I still need to go back to my archives from previous years, but it does look like that in spite of the usual over-representation of the ‘en’ user_lang code, at least there is a diversity of user_lang in the archived tweets, with ‘es’ in second place.

Once I refine and anonymise the data I will be depositing the source data for this post.

*This blog post was typed quickly, typos and wonky syntax might have remained.


Deadline extended for the 2nd Digital Humanities Meeting, Mexico City

2nd DH meeting Mexico City logo

As a member of the organising committee of this event, I am sharing the following information. Hope you find it interesting. Please note new deadline: January 20, 2014.

For this call in other languages, please go to and click on the “Encuentro 2014” tab on the top navigation bar.

Call for Participation 

2nd Meeting of Humanistas Digitales: Digital Humanities in a Global Context  

Biblioteca Vasconcelos, Mexico City, May 21 to 23, 2014

New deadline for submissions: January 20, 2014.

Following the success of the First Meeting of Humanistas Digitales (17 and May 18, 2012), this Second Meeting intends to continue to innovate, bringing together researchers, teachers, students and the general public interested in the use of technology in the Humanities from around the world.
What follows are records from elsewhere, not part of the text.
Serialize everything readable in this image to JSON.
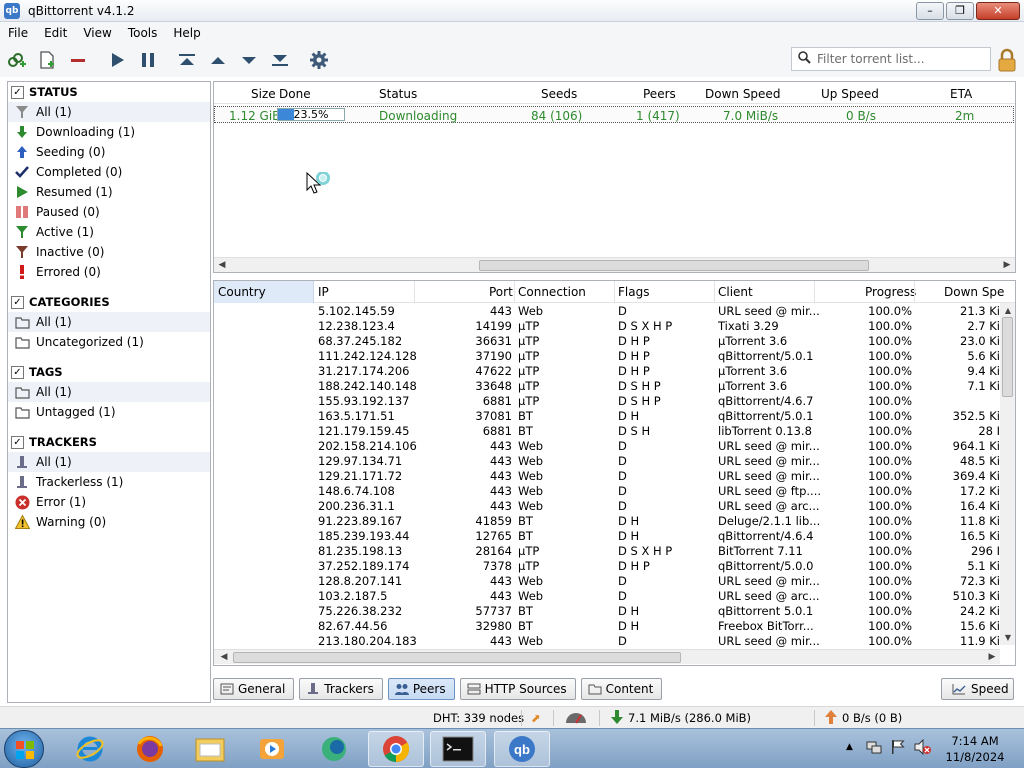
{
  "window": {
    "title": "qBittorrent v4.1.2"
  },
  "menu": [
    "File",
    "Edit",
    "View",
    "Tools",
    "Help"
  ],
  "toolbar": {
    "filter_placeholder": "Filter torrent list..."
  },
  "sidebar": {
    "status_header": "STATUS",
    "status_items": [
      {
        "label": "All (1)",
        "icon": "filter-icon"
      },
      {
        "label": "Downloading (1)",
        "icon": "arrow-down-icon"
      },
      {
        "label": "Seeding (0)",
        "icon": "arrow-up-icon"
      },
      {
        "label": "Completed (0)",
        "icon": "checkmark-icon"
      },
      {
        "label": "Resumed (1)",
        "icon": "play-icon"
      },
      {
        "label": "Paused (0)",
        "icon": "pause-icon"
      },
      {
        "label": "Active (1)",
        "icon": "filter-green-icon"
      },
      {
        "label": "Inactive (0)",
        "icon": "filter-red-icon"
      },
      {
        "label": "Errored (0)",
        "icon": "exclamation-icon"
      }
    ],
    "categories_header": "CATEGORIES",
    "categories_items": [
      "All (1)",
      "Uncategorized (1)"
    ],
    "tags_header": "TAGS",
    "tags_items": [
      "All (1)",
      "Untagged (1)"
    ],
    "trackers_header": "TRACKERS",
    "trackers_items": [
      {
        "label": "All (1)",
        "icon": "tracker-icon"
      },
      {
        "label": "Trackerless (1)",
        "icon": "tracker-icon"
      },
      {
        "label": "Error (1)",
        "icon": "error-icon"
      },
      {
        "label": "Warning (0)",
        "icon": "warning-icon"
      }
    ]
  },
  "torrents": {
    "columns": [
      "Size",
      "Done",
      "Status",
      "Seeds",
      "Peers",
      "Down Speed",
      "Up Speed",
      "ETA"
    ],
    "row": {
      "size": "1.12 GiB",
      "progress_text": "23.5%",
      "progress_fraction": 0.235,
      "status": "Downloading",
      "seeds": "84 (106)",
      "peers": "1 (417)",
      "down_speed": "7.0 MiB/s",
      "up_speed": "0 B/s",
      "eta": "2m"
    }
  },
  "peers": {
    "columns": [
      "Country",
      "IP",
      "Port",
      "Connection",
      "Flags",
      "Client",
      "Progress",
      "Down Spe"
    ],
    "rows": [
      [
        "5.102.145.59",
        "443",
        "Web",
        "D",
        "URL seed @ mir...",
        "100.0%",
        "21.3 Ki"
      ],
      [
        "12.238.123.4",
        "14199",
        "µTP",
        "D S X H P",
        "Tixati 3.29",
        "100.0%",
        "2.7 Ki"
      ],
      [
        "68.37.245.182",
        "36631",
        "µTP",
        "D H P",
        "µTorrent 3.6",
        "100.0%",
        "23.0 Ki"
      ],
      [
        "111.242.124.128",
        "37190",
        "µTP",
        "D H P",
        "qBittorrent/5.0.1",
        "100.0%",
        "5.6 Ki"
      ],
      [
        "31.217.174.206",
        "47622",
        "µTP",
        "D H P",
        "µTorrent 3.6",
        "100.0%",
        "9.4 Ki"
      ],
      [
        "188.242.140.148",
        "33648",
        "µTP",
        "D S H P",
        "µTorrent 3.6",
        "100.0%",
        "7.1 Ki"
      ],
      [
        "155.93.192.137",
        "6881",
        "µTP",
        "D S H P",
        "qBittorrent/4.6.7",
        "100.0%",
        ""
      ],
      [
        "163.5.171.51",
        "37081",
        "BT",
        "D H",
        "qBittorrent/5.0.1",
        "100.0%",
        "352.5 Ki"
      ],
      [
        "121.179.159.45",
        "6881",
        "BT",
        "D S H",
        "libTorrent 0.13.8",
        "100.0%",
        "28 I"
      ],
      [
        "202.158.214.106",
        "443",
        "Web",
        "D",
        "URL seed @ mir...",
        "100.0%",
        "964.1 Ki"
      ],
      [
        "129.97.134.71",
        "443",
        "Web",
        "D",
        "URL seed @ mir...",
        "100.0%",
        "48.5 Ki"
      ],
      [
        "129.21.171.72",
        "443",
        "Web",
        "D",
        "URL seed @ mir...",
        "100.0%",
        "369.4 Ki"
      ],
      [
        "148.6.74.108",
        "443",
        "Web",
        "D",
        "URL seed @ ftp....",
        "100.0%",
        "17.2 Ki"
      ],
      [
        "200.236.31.1",
        "443",
        "Web",
        "D",
        "URL seed @ arc...",
        "100.0%",
        "16.4 Ki"
      ],
      [
        "91.223.89.167",
        "41859",
        "BT",
        "D H",
        "Deluge/2.1.1 lib...",
        "100.0%",
        "11.8 Ki"
      ],
      [
        "185.239.193.44",
        "12765",
        "BT",
        "D H",
        "qBittorrent/4.6.4",
        "100.0%",
        "16.5 Ki"
      ],
      [
        "81.235.198.13",
        "28164",
        "µTP",
        "D S X H P",
        "BitTorrent 7.11",
        "100.0%",
        "296 I"
      ],
      [
        "37.252.189.174",
        "7378",
        "µTP",
        "D H P",
        "qBittorrent/5.0.0",
        "100.0%",
        "5.1 Ki"
      ],
      [
        "128.8.207.141",
        "443",
        "Web",
        "D",
        "URL seed @ mir...",
        "100.0%",
        "72.3 Ki"
      ],
      [
        "103.2.187.5",
        "443",
        "Web",
        "D",
        "URL seed @ arc...",
        "100.0%",
        "510.3 Ki"
      ],
      [
        "75.226.38.232",
        "57737",
        "BT",
        "D H",
        "qBittorrent 5.0.1",
        "100.0%",
        "24.2 Ki"
      ],
      [
        "82.67.44.56",
        "32980",
        "BT",
        "D H",
        "Freebox BitTorr...",
        "100.0%",
        "15.6 Ki"
      ],
      [
        "213.180.204.183",
        "443",
        "Web",
        "D",
        "URL seed @ mir...",
        "100.0%",
        "11.9 Ki"
      ]
    ]
  },
  "tabs": [
    "General",
    "Trackers",
    "Peers",
    "HTTP Sources",
    "Content"
  ],
  "speed_button": "Speed",
  "statusbar": {
    "dht": "DHT: 339 nodes",
    "down": "7.1 MiB/s (286.0 MiB)",
    "up": "0 B/s (0 B)"
  },
  "taskbar": {
    "time": "7:14 AM",
    "date": "11/8/2024"
  },
  "colors": {
    "accent": "#3d87d8",
    "downloading": "#2d8a2d",
    "selected_tab": "#c6dbf4"
  }
}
In close cooperation with the Global Outlook :: Digital Humanities (GO :: DH) initiative, part of the Alliance of Digital Humanities Organizations (ADHO), this first joint event calls for Digital Humanities practitioners worldwide. Through presentations, keynote speeches, panel discussions, posters, discussions and project presentations, we seek to share answers and questions about the Humanities at the present time and the increasing use of technologies (mainly computational) in the different areas of study that make up our field of practice, the Digital Humanities.

Main Theme

This event will explore the advancement of the Digital Humanities in academic and cultural institutions, the role they play in the academic curriculum and the future of the field on a global scale.

Who is the event for?

  • Researchers, professors, lecturers, students, librarians, technologists and the general public interested in presenting their progress on Digital Humanities projects or interested in the debate around the digital turn in Humanistic studies.
  • Researchers and technologists who have created or used technology as one of their principal tools or methods in humanistic or social studies.


  • Representation, equal access, translation, impact, international collaboration and mutual learning within the area of ​​Digital Humanities.
  • Building resources for the humanities: text markup, digital museums, digital critical editions and advanced technologies for the Humanities
  • The current state of the global Digital Humanities.
  • The design, management and use of digital resources for the humanities.
  • The use of networks for research in relation to the state of the humanities around the world.
  • The role of Digital Humanities in research and teaching in the Humanities
  • Information technology in the intellectual content of the humanities and contemporary theoretical approaches that incorporate computing.


To submit your proposal you must first create an account on EasyChair. Once your account is activated you can submit your proposal using the EasyChair system. If you have questions, send us a message to
The deadline for submissions  January 20, 2014.

Types of presentations

  • Paper: A 20 minute talk in traditional format, followed by a brief question and answer session. The papers will be arranged by theme around discussion panels.
  • Posters/Demos: Poster presentations can include any research or digital project in progress or finished.
  • Panels: Groups can propose thematic panels with a group of 3 or 4 panelists.

Format for proposals

To participate you should send us a 800-1000 word abstract. Please indicate what type of format you prefer (paper, poster or demo). For panels we ask you to send a 800-1000 word description of the panel and brief 400-500 word descriptions of each of the papers. All participants should indicate their name, and if relevant, their institutional affiliations.


  • RedHD
  • Universidad Nacional Autónoma de México (UNAM)
  • Global Outlook::Digital Humanities (ADHO)
  • Digital Humanities Center (Columbia University)